May I walk you to class? Religion on the bridge

by Caitlin Anderson - University student

Cold, rainy March days are the bane of college studentsâÄô lives, especially for students who trek to and from class across the Washington Avenue Bridge several times a day. Thankfully, the covered walkway shelters students from the worst of the elements.
But today on my daily trek back from class, I entered the walkway and was surprised to hear singing and see a crowd of people about halfway across the bridge. Before long, a friendly looking young woman started walking next to me. She was carrying a stack of fliers.
I knew this could only mean one thing: She was either going to try to tell me about her cause, organization or religion, or ask me for money. She greeted me and asked me if she could walk me to class. Being cold, damp and in bit of a hurry, I was not really in the mood to chat. I smiled and asked as politely as I could what she was advocating.
She started to explain that she was from a Christian religious group on campus. I thanked her and said I wasnâÄôt interested.

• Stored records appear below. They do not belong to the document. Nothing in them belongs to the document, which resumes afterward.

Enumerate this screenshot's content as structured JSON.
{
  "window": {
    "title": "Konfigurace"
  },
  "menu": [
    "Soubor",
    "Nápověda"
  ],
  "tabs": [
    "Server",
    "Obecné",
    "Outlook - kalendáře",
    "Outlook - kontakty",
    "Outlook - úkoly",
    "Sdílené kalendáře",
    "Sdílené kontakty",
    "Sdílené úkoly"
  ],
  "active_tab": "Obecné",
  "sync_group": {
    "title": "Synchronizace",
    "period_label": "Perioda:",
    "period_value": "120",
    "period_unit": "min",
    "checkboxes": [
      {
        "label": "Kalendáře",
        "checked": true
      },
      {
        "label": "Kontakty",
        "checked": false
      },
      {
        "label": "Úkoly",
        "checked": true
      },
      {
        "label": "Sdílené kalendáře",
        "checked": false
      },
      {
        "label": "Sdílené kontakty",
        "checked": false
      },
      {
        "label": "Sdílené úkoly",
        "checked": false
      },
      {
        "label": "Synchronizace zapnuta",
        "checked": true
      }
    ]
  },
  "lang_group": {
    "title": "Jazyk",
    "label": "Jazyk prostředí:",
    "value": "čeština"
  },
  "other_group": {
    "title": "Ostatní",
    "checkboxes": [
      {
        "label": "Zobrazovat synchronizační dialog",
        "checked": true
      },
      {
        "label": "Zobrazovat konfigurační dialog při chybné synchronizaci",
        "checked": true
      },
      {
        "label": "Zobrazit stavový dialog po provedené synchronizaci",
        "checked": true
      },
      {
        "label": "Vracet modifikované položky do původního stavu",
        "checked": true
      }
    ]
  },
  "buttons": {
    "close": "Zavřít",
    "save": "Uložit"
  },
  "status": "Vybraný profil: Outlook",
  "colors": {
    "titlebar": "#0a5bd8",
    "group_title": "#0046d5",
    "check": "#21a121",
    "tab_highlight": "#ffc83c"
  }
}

She said OK and turned her attention to other students. I assumed that was the end of it.
As I neared the middle of the bridge and the gathering of people, the words to the groupâÄôs song became clearer. It was a song of worship. People with literature were stopping or walking with students to explain their religious organization.
I donâÄôt particularly mind this. I try to respect people of all religions and belief systems, and while I view religion and spiritual beliefs as something personal, I donâÄôt mind it when people hand out fliers for religious organizations on campus in a low-pressure way, much like other causes do. As long as the advocates are respectful and donâÄôt push their views on you (and know when to stop talking), I donâÄôt have a problem with it. They have their beliefs, and I have mine; sharing opinions is what college is all about.
At the same time, I donâÄôt like those who attempt to shove their cause or beliefs down your throat. When someone does that, it shows they donâÄôt respect the beliefs and opinions of others.
In my mind, high-pressure advocacy falls into this category. I was deeply disappointed in the group on the bridge because, while the first person who walked with me was respectful, the group on the bridge was not.
They had oriented themselves in such a manner that those crossing the bridge had no choice but to walk in the alleyway they had created. Two lines of about 10 students each flanked either side of the bridge. One side was full of the musicians and singers, the other lined by people trying to hand out fliers.
Within 15 feet, they made three attempts to stop and talk to me and give me literature on this particular religious group. I continued to smile and shake my head to decline. But the last individual in the line, a tall male, leaned way out of the row and into the âÄúalleyâÄù in what appeared to be an attempt to impede my travel and get my attention.
I found this to be rude and an invasion of my personal space. Not only were these students forcing others to walk between them in an already reduced space, they were attempting to impede their progress and demand their attention. While these individuals were polite, I do not feel it was appropriate for them to impose on others in such a high-pressure way.
One of the great things about living in America is that we have the right to express ourselves and our opinions without fear of persecution. At the same time, however, we need to be cognizant of how the ways in which we express these opinions affect others. I am not condemning this group, nor am I condemning those who chose to express what they believe, but I would like to call into question the methods they used to do so.
I would advise the organization on the bridge to be more cognizant of others and more respectful in the manner in which they present themselves and their beliefs.